The Going Price For Venom by Gary Reddin
On the weekends the boys would
take their bikes into the desert
carrying wicker baskets and sharpened sticks
in search of rattlesnakes.
When they’d find one beneath a rock
or behind a bush
the youngest would gig it
on the end of his makeshift spear,
not with any primal, Spartan war cry
but with a sigh, and a hint of apathy
in his furrowed young brow
as the snake entered its death throes.
The older then would put a boot against it
and cleave the head in a single motion
with their father’s old service knife
and put the head in his basket.
The body, still writhing, he would drop
at his brother’s feet
where it twisted and jumped
making shapes in the sand.
With their baskets full
and the wicker soaked red
they would ride back to town
before the university closed.
There they would sell the heads
to the doctors and their students
for five dollars a fang;
the going price for venom.
Gary Reddin is a writer from southern Oklahoma.
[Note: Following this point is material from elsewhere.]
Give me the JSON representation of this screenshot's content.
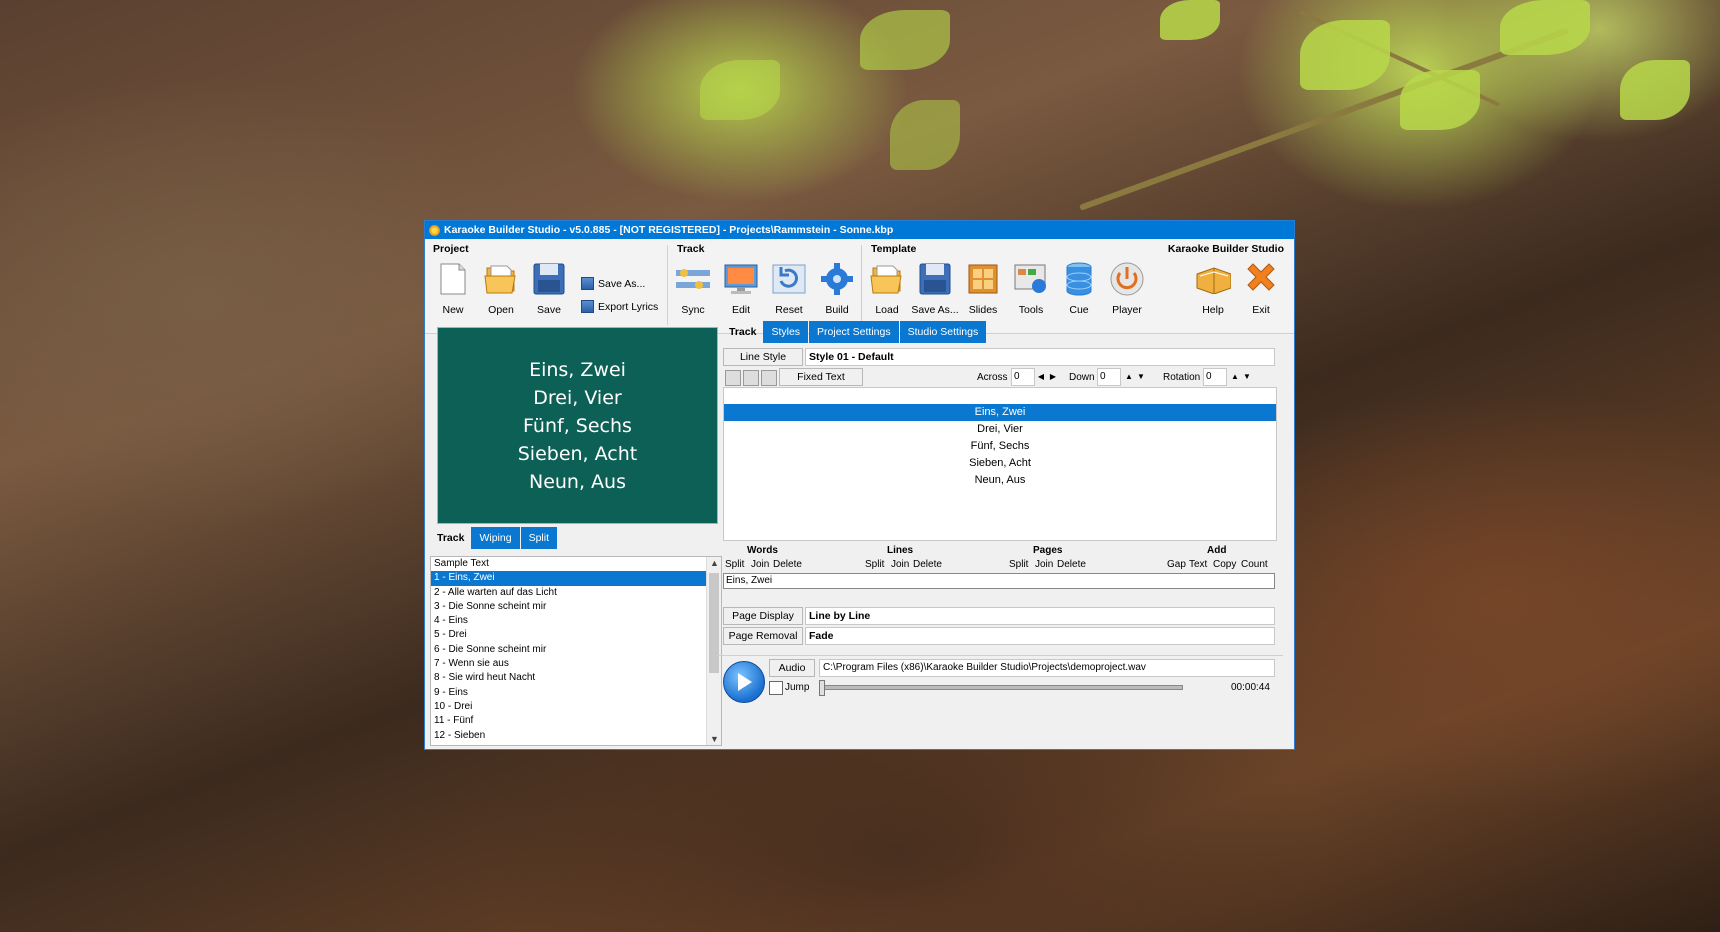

His work has appeared in The Oklahoma Review, The Iconoclast, The 580 Mixtapes and elsewhere.